── INFORMATION SUPPLIED

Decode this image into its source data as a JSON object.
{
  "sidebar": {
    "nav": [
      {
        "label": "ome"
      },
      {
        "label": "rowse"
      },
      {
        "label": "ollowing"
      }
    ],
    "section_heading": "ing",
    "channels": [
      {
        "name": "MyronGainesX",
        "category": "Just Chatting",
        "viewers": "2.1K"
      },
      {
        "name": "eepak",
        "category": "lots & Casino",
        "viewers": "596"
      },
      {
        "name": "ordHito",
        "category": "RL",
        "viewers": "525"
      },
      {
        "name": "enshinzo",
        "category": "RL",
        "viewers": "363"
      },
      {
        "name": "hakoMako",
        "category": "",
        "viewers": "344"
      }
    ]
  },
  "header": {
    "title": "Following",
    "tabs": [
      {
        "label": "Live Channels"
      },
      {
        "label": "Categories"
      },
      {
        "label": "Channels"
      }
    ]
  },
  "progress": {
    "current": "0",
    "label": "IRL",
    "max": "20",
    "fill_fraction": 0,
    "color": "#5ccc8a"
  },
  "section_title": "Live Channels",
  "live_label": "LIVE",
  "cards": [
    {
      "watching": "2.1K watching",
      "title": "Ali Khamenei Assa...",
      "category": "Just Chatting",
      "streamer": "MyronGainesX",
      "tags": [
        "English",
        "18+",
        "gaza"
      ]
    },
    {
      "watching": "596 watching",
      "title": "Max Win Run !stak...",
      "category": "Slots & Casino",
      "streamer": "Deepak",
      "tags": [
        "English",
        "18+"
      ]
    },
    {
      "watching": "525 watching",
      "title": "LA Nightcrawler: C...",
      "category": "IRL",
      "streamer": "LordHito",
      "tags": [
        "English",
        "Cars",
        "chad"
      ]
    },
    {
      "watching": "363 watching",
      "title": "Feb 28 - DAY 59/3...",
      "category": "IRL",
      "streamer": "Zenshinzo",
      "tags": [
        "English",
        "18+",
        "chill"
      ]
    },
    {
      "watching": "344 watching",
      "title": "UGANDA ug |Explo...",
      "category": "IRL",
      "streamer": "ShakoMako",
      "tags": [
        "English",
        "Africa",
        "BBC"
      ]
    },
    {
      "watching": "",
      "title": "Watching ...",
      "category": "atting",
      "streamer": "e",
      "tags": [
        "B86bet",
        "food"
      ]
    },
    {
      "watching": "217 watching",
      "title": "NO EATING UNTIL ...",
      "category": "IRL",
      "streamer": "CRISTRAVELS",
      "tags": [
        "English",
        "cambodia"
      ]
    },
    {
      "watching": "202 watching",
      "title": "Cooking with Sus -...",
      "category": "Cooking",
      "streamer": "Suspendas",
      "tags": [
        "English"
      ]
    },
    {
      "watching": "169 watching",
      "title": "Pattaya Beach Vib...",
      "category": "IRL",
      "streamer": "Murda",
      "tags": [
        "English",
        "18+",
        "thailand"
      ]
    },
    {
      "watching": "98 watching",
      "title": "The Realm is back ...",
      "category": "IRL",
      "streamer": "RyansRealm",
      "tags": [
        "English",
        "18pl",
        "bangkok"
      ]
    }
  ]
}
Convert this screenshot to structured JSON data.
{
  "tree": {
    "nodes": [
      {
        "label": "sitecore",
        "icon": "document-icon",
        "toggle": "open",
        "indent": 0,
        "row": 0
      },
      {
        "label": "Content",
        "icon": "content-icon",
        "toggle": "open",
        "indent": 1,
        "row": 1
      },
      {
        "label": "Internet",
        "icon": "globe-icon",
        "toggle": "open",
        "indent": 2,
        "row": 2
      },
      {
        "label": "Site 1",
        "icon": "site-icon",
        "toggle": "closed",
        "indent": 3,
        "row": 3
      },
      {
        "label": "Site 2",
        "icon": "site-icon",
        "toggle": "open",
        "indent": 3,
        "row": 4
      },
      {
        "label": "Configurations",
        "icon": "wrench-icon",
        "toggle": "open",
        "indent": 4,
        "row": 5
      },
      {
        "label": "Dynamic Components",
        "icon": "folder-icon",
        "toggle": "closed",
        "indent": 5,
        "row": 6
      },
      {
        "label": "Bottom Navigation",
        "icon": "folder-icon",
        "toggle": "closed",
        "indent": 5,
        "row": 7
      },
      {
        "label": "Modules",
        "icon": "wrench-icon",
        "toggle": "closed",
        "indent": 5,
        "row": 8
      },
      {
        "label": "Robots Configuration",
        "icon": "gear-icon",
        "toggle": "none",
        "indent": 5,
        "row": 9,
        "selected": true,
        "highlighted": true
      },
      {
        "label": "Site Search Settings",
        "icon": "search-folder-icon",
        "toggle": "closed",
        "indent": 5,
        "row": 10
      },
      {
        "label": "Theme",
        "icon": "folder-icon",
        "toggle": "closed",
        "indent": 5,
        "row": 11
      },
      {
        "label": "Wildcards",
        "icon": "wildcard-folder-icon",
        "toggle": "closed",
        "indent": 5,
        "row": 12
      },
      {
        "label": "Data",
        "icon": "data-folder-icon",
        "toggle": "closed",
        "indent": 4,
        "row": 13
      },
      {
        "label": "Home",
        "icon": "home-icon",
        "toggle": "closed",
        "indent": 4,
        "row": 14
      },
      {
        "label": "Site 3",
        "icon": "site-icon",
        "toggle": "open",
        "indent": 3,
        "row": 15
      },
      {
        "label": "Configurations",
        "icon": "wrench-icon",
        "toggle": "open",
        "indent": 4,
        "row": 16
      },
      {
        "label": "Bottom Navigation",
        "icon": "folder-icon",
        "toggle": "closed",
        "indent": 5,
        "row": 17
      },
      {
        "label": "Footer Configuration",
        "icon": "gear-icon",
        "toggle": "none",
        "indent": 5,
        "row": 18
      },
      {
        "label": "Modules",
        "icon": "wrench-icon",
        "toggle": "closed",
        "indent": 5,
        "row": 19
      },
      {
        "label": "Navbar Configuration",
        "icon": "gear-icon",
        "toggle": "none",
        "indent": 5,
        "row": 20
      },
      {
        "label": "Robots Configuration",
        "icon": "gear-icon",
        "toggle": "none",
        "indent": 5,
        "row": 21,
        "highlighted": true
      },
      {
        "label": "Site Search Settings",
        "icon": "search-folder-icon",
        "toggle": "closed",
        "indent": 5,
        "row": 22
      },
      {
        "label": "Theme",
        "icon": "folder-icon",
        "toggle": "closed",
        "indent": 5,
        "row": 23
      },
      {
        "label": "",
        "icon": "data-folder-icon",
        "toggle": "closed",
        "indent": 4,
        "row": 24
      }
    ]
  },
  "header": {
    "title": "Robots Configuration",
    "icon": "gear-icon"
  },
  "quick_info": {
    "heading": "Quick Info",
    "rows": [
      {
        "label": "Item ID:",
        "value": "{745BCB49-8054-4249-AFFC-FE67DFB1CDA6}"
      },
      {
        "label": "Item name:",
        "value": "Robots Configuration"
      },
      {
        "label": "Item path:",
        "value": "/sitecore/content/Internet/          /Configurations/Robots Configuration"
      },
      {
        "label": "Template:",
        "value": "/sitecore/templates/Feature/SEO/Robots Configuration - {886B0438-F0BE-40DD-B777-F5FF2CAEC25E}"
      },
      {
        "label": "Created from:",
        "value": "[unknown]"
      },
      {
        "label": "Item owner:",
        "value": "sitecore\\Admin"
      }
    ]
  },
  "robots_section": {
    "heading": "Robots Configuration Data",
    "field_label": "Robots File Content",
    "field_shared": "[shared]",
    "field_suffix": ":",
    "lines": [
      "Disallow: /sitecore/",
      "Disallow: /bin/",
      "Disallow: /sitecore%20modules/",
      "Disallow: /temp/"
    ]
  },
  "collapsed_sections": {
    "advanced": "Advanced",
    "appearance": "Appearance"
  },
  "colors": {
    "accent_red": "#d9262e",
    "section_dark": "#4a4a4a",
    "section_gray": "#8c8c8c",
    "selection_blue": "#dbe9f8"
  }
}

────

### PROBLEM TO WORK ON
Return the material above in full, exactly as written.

### OUTPUT
Decode this image into its source data as a JSON object.
{
  "sidebar": {
    "nav": [
      {
        "label": "ome"
      },
      {
        "label": "rowse"
      },
      {
        "label": "ollowing"
      }
    ],
    "section_heading": "ing",
    "channels": [
      {
        "name": "MyronGainesX",
        "category": "Just Chatting",
        "viewers": "2.1K"
      },
      {
        "name": "eepak",
        "category": "lots & Casino",
        "viewers": "596"
      },
      {
        "name": "ordHito",
        "category": "RL",
        "viewers": "525"
      },
      {
        "name": "enshinzo",
        "category": "RL",
        "viewers": "363"
      },
      {
        "name": "hakoMako",
        "category": "",
        "viewers": "344"
      }
    ]
  },
  "header": {
    "title": "Following",
    "tabs": [
      {
        "label": "Live Channels"
      },
      {
        "label": "Categories"
      },
      {
        "label": "Channels"
      }
    ]
  },
  "progress": {
    "current": "0",
    "label": "IRL",
    "max": "20",
    "fill_fraction": 0,
    "color": "#5ccc8a"
  },
  "section_title": "Live Channels",
  "live_label": "LIVE",
  "cards": [
    {
      "watching": "2.1K watching",
      "title": "Ali Khamenei Assa...",
      "category": "Just Chatting",
      "streamer": "MyronGainesX",
      "tags": [
        "English",
        "18+",
        "gaza"
      ]
    },
    {
      "watching": "596 watching",
      "title": "Max Win Run !stak...",
      "category": "Slots & Casino",
      "streamer": "Deepak",
      "tags": [
        "English",
        "18+"
      ]
    },
    {
      "watching": "525 watching",
      "title": "LA Nightcrawler: C...",
      "category": "IRL",
      "streamer": "LordHito",
      "tags": [
        "English",
        "Cars",
        "chad"
      ]
    },
    {
      "watching": "363 watching",
      "title": "Feb 28 - DAY 59/3...",
      "category": "IRL",
      "streamer": "Zenshinzo",
      "tags": [
        "English",
        "18+",
        "chill"
      ]
    },
    {
      "watching": "344 watching",
      "title": "UGANDA ug |Explo...",
      "category": "IRL",
      "streamer": "ShakoMako",
      "tags": [
        "English",
        "Africa",
        "BBC"
      ]
    },
    {
      "watching": "",
      "title": "Watching ...",
      "category": "atting",
      "streamer": "e",
      "tags": [
        "B86bet",
        "food"
      ]
    },
    {
      "watching": "217 watching",
      "title": "NO EATING UNTIL ...",
      "category": "IRL",
      "streamer": "CRISTRAVELS",
      "tags": [
        "English",
        "cambodia"
      ]
    },
    {
      "watching": "202 watching",
      "title": "Cooking with Sus -...",
      "category": "Cooking",
      "streamer": "Suspendas",
      "tags": [
        "English"
      ]
    },
    {
      "watching": "169 watching",
      "title": "Pattaya Beach Vib...",
      "category": "IRL",
      "streamer": "Murda",
      "tags": [
        "English",
        "18+",
        "thailand"
      ]
    },
    {
      "watching": "98 watching",
      "title": "The Realm is back ...",
      "category": "IRL",
      "streamer": "RyansRealm",
      "tags": [
        "English",
        "18pl",
        "bangkok"
      ]
    }
  ]
}
Convert this screenshot to structured JSON data.
{
  "tree": {
    "nodes": [
      {
        "label": "sitecore",
        "icon": "document-icon",
        "toggle": "open",
        "indent": 0,
        "row": 0
      },
      {
        "label": "Content",
        "icon": "content-icon",
        "toggle": "open",
        "indent": 1,
        "row": 1
      },
      {
        "label": "Internet",
        "icon": "globe-icon",
        "toggle": "open",
        "indent": 2,
        "row": 2
      },
      {
        "label": "Site 1",
        "icon": "site-icon",
        "toggle": "closed",
        "indent": 3,
        "row": 3
      },
      {
        "label": "Site 2",
        "icon": "site-icon",
        "toggle": "open",
        "indent": 3,
        "row": 4
      },
      {
        "label": "Configurations",
        "icon": "wrench-icon",
        "toggle": "open",
        "indent": 4,
        "row": 5
      },
      {
        "label": "Dynamic Components",
        "icon": "folder-icon",
        "toggle": "closed",
        "indent": 5,
        "row": 6
      },
      {
        "label": "Bottom Navigation",
        "icon": "folder-icon",
        "toggle": "closed",
        "indent": 5,
        "row": 7
      },
      {
        "label": "Modules",
        "icon": "wrench-icon",
        "toggle": "closed",
        "indent": 5,
        "row": 8
      },
      {
        "label": "Robots Configuration",
        "icon": "gear-icon",
        "toggle": "none",
        "indent": 5,
        "row": 9,
        "selected": true,
        "highlighted": true
      },
      {
        "label": "Site Search Settings",
        "icon": "search-folder-icon",
        "toggle": "closed",
        "indent": 5,
        "row": 10
      },
      {
        "label": "Theme",
        "icon": "folder-icon",
        "toggle": "closed",
        "indent": 5,
        "row": 11
      },
      {
        "label": "Wildcards",
        "icon": "wildcard-folder-icon",
        "toggle": "closed",
        "indent": 5,
        "row": 12
      },
      {
        "label": "Data",
        "icon": "data-folder-icon",
        "toggle": "closed",
        "indent": 4,
        "row": 13
      },
      {
        "label": "Home",
        "icon": "home-icon",
        "toggle": "closed",
        "indent": 4,
        "row": 14
      },
      {
        "label": "Site 3",
        "icon": "site-icon",
        "toggle": "open",
        "indent": 3,
        "row": 15
      },
      {
        "label": "Configurations",
        "icon": "wrench-icon",
        "toggle": "open",
        "indent": 4,
        "row": 16
      },
      {
        "label": "Bottom Navigation",
        "icon": "folder-icon",
        "toggle": "closed",
        "indent": 5,
        "row": 17
      },
      {
        "label": "Footer Configuration",
        "icon": "gear-icon",
        "toggle": "none",
        "indent": 5,
        "row": 18
      },
      {
        "label": "Modules",
        "icon": "wrench-icon",
        "toggle": "closed",
        "indent": 5,
        "row": 19
      },
      {
        "label": "Navbar Configuration",
        "icon": "gear-icon",
        "toggle": "none",
        "indent": 5,
        "row": 20
      },
      {
        "label": "Robots Configuration",
        "icon": "gear-icon",
        "toggle": "none",
        "indent": 5,
        "row": 21,
        "highlighted": true
      },
      {
        "label": "Site Search Settings",
        "icon": "search-folder-icon",
        "toggle": "closed",
        "indent": 5,
        "row": 22
      },
      {
        "label": "Theme",
        "icon": "folder-icon",
        "toggle": "closed",
        "indent": 5,
        "row": 23
      },
      {
        "label": "",
        "icon": "data-folder-icon",
        "toggle": "closed",
        "indent": 4,
        "row": 24
      }
    ]
  },
  "header": {
    "title": "Robots Configuration",
    "icon": "gear-icon"
  },
  "quick_info": {
    "heading": "Quick Info",
    "rows": [
      {
        "label": "Item ID:",
        "value": "{745BCB49-8054-4249-AFFC-FE67DFB1CDA6}"
      },
      {
        "label": "Item name:",
        "value": "Robots Configuration"
      },
      {
        "label": "Item path:",
        "value": "/sitecore/content/Internet/          /Configurations/Robots Configuration"
      },
      {
        "label": "Template:",
        "value": "/sitecore/templates/Feature/SEO/Robots Configuration - {886B0438-F0BE-40DD-B777-F5FF2CAEC25E}"
      },
      {
        "label": "Created from:",
        "value": "[unknown]"
      },
      {
        "label": "Item owner:",
        "value": "sitecore\\Admin"
      }
    ]
  },
  "robots_section": {
    "heading": "Robots Configuration Data",
    "field_label": "Robots File Content",
    "field_shared": "[shared]",
    "field_suffix": ":",
    "lines": [
      "Disallow: /sitecore/",
      "Disallow: /bin/",
      "Disallow: /sitecore%20modules/",
      "Disallow: /temp/"
    ]
  },
  "collapsed_sections": {
    "advanced": "Advanced",
    "appearance": "Appearance"
  },
  "colors": {
    "accent_red": "#d9262e",
    "section_dark": "#4a4a4a",
    "section_gray": "#8c8c8c",
    "selection_blue": "#dbe9f8"
  }
}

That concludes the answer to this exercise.